No advice is ever new. It’s all been said before and probably many times. When she was growing up, my mom jokingly numbered her dad’s talks. He would sigh deep and launch into a lesson on life and she would say, “Oh, is this #642?” Because, of course, she’d heard them all (hasn’t every teenager?).
Yesterday, I needed to hear a repeat. I don’t know what number lesson it is, but it’s the one I need almost every day and especially on this day. A couple cases were just stretching my heart to breaking. I found myself thinking up ways I could make things easier for the kids and for the parents and for the transitions. But, it’s just all so messy.
Broken relationships, broken trust, broken love, broken houses. Brokenness can never stay as is without someone suffering payment.
When things break, someone has to pay.
I don’t have to tell you about the brokenness. You see it, too. Your best friend, co-worker, dad, brother, cousin, neighbor, step-sister… you are familiar with brokenness and you know its high cost.
I had about an hour after a meeting yesterday and before my nightly rounds began. After work ended, I would have another very difficult personal conversation about brokenness. In the middle of work and personal messes, I needed to remember that messes are well beyond my power to fix them.
I am not the fixer.
The very best way I can respond when messes make their way to my door or crawl out of my own heart is to seek the Lord.
So, I sat with my computer in my lap and read this little devotional from Solid Joys on Ephesians 2:8, “For by grace you have been saved through faith.” I needed to hear the lesson on faith because it rightly positions my heart to seek sufficiency where it can be found. It doesn’t matter how many times I’ve heard it before, my heart needed to hear it again.
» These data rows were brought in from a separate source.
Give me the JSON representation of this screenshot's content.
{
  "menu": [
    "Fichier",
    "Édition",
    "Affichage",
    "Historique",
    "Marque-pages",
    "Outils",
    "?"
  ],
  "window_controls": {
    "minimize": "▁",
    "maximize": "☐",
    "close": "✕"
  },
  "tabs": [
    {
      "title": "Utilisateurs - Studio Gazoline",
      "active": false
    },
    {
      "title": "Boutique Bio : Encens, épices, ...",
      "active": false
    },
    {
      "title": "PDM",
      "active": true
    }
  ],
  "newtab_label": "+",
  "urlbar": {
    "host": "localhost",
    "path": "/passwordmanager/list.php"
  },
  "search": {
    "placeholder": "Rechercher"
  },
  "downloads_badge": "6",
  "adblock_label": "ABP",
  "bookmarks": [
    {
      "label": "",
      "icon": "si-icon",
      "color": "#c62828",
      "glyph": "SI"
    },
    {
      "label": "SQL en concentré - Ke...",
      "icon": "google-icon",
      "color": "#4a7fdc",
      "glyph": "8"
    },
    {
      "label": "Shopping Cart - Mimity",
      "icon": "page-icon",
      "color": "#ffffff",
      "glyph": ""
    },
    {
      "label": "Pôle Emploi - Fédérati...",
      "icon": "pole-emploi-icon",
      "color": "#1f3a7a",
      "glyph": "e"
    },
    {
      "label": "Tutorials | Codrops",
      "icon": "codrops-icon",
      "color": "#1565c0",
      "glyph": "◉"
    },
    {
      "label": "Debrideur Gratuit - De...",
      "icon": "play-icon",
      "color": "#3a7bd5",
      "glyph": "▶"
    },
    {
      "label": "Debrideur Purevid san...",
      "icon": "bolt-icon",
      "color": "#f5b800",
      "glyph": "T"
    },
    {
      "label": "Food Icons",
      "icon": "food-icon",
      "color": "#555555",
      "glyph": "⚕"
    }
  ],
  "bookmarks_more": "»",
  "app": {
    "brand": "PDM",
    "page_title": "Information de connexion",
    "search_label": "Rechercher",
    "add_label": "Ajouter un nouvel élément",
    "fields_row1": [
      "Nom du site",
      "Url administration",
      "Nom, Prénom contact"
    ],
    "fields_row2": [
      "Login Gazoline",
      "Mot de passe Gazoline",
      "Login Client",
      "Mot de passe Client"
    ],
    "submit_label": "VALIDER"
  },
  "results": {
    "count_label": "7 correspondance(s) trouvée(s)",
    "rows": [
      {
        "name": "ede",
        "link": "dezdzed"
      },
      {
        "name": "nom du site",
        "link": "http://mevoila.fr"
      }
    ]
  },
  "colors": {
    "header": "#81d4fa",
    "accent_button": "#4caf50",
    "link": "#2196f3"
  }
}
Because I am not the fixer. I don’t have the tools or the expertise. I don’t have the right words or the right timing. I don’t have the power to mend brokenness or pay for its destruction. I don’t have access to that kind of bounty.
Faith is the act of our soul that turns away from our own insufficiency to the free and all-sufficient resources of God. Faith focuses on the freedom of God to dispense grace to the unworthy. It banks on the bounty of God. (John Piper, Future Grace p. 182-183)
Oh, but I love my Jesus!
In faith, I can believe that He is the same grace-giver today that He was yesterday, the same sufficient provider and the same bondage breaker. His resources never end. All the cost of brokenness that ever was does not exceed the payment of the cross. But He does not just make payment for all the ways we’ve been in wrong relationship with God and man, He restores us and renews us and revives us once again. The broken are mended and made new in Christ.
By His grace, we believe He is capable of this kind of miraculous mending. As often as I hear the lesson, I cling to the grace that allows my belief. Yesterday, I needed to hear a repeat.
And do you know what He did?
As I made a mess of nightly rounds, a colleague asked me, “You seem different, peaceful. You kinda strike me as the tree-hugger type…”
I didn’t really know what to do with that, but it felt like he was making a compliment. He backtracked and danced around political correctness (ah, government workers), but I kind of giggled, “Well, I’m not exactly a tree-hugger, but I do feel at peace.”
And then I explained it was because of my faith that I could have any peace at all. I thought that might be the end of it. Nobody wants to hear about “religion” these days, so we’re told. But, he did and he started asking questions. We were both a captive audience in that car and I knew the clock said I was late to my next two appointments, but I felt a very perfect calmness.
He’d been brought up Baptist, but then he got “curious” and frustrated with a God who required punitive damages – the exchange of hellbound consequences for actions didn’t seem consistent with forgiveness and mercy.
I’m almost positive he did not take a direct route to our destination and the part of me that was antsy about the time was won over by the part of me that was excited about his questions. We talked about sin requiring payment (from somebody) and the mercy God showed in giving the payment on our behalf. In our line of work, we are familiar with brokenness and payment required… but the miracle of salvation is that a third party steps in to pay AND to mend. And God is the only one with the power and authority to do so.
I prayed for him and his family all the way to my next appointment – that they would soon be numbered as sons and daughters of the King. And I breathed deep the grace that gave me faith to believe it is possible – for him and for me. This is a lesson I need on repeat.